Searching for Solutions
Scientists, divers, and even chefs are working on ways to address the lionfish problem. Lionfish don’t have any natural predators in the Atlantic Ocean. So, some scientists tried to solve the problem by teaching local predators to look at lionfish as lunch.
Here's how it worked: A diver would spear a lionfish. Then offer the fish as a meal to a nearby barracuda or shark. While the predators would gladly eat the lionfish they were offered, most of them didn’t start hunting lionfish on their own. They expected handouts. Some species began to get aggressive with divers.
A diver spears several lionfish during a lionfish "derby."

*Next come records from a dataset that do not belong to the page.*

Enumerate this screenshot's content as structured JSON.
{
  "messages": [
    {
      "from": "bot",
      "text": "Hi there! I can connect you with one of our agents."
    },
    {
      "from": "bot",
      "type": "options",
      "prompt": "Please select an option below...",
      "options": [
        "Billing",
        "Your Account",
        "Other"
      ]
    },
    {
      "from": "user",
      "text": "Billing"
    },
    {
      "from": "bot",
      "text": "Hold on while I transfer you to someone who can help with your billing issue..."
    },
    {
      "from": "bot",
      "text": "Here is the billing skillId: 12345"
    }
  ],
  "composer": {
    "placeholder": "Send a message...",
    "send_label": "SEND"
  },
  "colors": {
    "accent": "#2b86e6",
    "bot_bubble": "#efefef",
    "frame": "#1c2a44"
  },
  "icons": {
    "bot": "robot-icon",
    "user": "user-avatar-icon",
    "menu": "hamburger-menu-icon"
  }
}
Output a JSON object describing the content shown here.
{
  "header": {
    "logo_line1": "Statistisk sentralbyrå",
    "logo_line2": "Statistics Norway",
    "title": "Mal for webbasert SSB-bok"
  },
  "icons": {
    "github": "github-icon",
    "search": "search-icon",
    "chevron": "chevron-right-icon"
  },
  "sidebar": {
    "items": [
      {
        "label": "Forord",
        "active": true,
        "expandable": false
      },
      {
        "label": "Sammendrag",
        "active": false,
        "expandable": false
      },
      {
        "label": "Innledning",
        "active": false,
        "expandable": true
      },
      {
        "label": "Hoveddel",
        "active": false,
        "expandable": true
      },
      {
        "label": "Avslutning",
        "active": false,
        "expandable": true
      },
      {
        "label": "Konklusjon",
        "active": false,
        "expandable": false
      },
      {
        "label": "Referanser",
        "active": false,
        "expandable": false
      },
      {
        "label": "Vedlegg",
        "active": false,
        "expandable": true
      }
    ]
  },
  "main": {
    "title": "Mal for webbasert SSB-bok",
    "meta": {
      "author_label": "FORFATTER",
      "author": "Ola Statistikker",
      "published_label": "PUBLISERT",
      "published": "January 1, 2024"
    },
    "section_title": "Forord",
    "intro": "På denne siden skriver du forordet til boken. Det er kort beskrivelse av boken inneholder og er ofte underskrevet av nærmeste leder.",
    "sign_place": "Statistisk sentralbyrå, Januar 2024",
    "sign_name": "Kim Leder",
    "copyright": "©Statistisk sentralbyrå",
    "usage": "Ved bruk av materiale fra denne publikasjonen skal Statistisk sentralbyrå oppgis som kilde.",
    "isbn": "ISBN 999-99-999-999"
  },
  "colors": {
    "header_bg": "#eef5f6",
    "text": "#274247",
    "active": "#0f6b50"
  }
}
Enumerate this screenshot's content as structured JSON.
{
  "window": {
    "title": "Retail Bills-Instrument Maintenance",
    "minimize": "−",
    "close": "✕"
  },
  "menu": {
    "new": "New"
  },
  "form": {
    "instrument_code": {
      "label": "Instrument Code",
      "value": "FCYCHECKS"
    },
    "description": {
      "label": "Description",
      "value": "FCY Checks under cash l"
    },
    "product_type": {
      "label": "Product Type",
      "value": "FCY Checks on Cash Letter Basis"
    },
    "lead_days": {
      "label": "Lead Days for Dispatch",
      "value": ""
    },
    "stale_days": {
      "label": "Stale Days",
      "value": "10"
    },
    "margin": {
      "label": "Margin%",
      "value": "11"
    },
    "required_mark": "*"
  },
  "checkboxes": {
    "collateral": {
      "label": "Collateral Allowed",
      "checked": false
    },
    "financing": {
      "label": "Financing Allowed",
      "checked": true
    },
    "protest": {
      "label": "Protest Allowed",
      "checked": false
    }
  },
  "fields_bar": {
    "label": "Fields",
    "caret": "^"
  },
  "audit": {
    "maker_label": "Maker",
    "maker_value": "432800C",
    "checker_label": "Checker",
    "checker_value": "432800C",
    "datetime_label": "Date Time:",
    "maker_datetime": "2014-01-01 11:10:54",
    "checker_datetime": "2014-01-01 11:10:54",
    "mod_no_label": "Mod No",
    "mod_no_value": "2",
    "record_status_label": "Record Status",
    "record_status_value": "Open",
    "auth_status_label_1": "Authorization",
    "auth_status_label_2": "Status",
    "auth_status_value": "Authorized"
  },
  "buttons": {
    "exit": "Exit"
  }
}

Divers have had more luck managing the problem using the lionfish "derby.” This is a single‑day event to collect and remove as many lionfish at a given location as possible. Teams SCUBA dive, free dive, or snorkel. They collect lionfish by netting them or spearing them. Prizes are given out to teams that catch the most.
The public is invited to attend the competition. They can taste free lionfish samples and learn more about lionfish.
From 2009 to 2018, the Reef Environment Education Foundation (REEF) hosted derbies. They removed more than 23,000 lionfish from specific sites.
Chefs prepare new lionfish recipes.
A Fishy Fare
Lionfish are not poisonous. They are venomous. The difference between poison and venom is the method of delivery. Poison must be eaten or absorbed to be harmful. Venom must be injected into the bloodstream through a sharp spine or fang, for example.
So, lionfish are safe to eat. Some chefs have adopted a strategy. “If we can’t beat them, eat them.” In 2010, REEF released a cookbook to get commercial divers interested in catching lionfish. The book includes many recipes. Chefs at top restaurants have tried to find creative ways to prepare this new cuisine.
Setting a Trap
Steve Gittings, chief scientist at the National Oceanic and Atmospheric Administration's National Marine Sanctuary System, has another strategy. His idea uses a lionfish's own behavior to trap it.
Lionfish like to gather in groups around underwater structures. So Gittings developed a trap. When the trap hits an ocean surface, it springs open and lays flat. Inside, a few plastic objects float up. These objects attract lionfish. When a fisherman tugs on the trap, it closes, shutting in any lionfish.
At this point there is no way to completely eliminate the lionfish population. But we must continue to manage the threat. The health of our coral reefs depends on it.
This trap, seen just off shore from Destin, Florida, snaps shut to capture lionfish.